WHAT THE TASK REQUIRES
For the records below, tally the lines that include the word "icon" and give only the tally.

RECORDS FOR THE TASK
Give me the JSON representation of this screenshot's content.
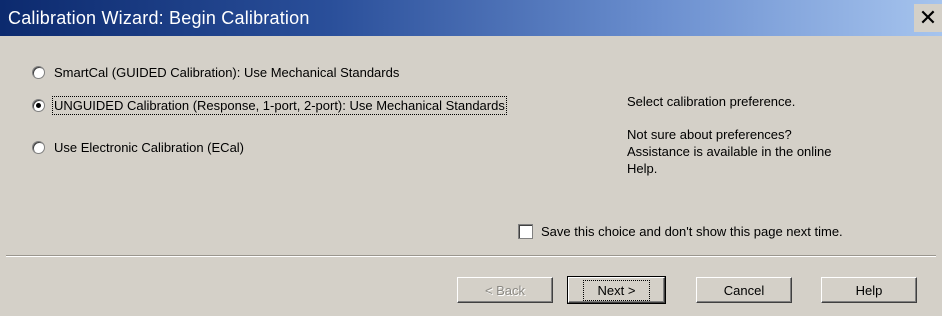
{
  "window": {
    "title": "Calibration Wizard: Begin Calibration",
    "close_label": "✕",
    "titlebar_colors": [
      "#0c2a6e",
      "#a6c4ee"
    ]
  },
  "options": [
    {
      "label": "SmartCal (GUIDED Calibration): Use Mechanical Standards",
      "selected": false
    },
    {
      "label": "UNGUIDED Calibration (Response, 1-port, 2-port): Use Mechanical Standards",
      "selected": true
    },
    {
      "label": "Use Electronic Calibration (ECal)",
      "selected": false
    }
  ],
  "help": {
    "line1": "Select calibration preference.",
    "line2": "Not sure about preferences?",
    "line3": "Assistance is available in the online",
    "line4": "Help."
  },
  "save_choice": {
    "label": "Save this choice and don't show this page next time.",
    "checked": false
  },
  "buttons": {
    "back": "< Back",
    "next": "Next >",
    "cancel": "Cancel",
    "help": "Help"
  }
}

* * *

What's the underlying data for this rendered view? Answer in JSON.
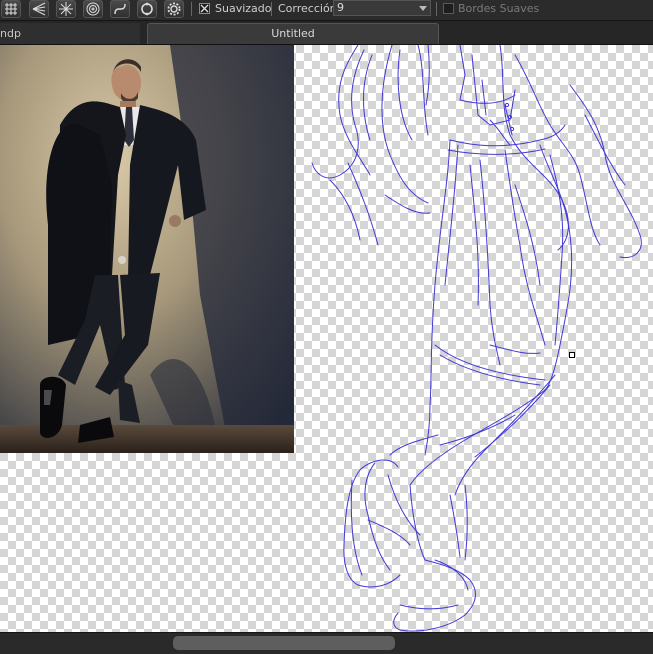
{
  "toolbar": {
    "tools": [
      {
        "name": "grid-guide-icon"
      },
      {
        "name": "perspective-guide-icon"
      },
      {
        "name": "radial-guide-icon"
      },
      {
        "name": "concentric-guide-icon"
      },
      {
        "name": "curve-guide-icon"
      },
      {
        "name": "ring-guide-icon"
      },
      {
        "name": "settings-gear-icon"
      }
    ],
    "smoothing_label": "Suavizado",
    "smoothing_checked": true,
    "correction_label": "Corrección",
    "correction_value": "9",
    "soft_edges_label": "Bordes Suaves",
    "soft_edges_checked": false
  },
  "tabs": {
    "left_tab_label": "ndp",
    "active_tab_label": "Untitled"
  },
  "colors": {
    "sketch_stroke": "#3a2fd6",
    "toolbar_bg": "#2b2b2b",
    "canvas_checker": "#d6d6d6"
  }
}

RESPONSE TO THIS TASK
7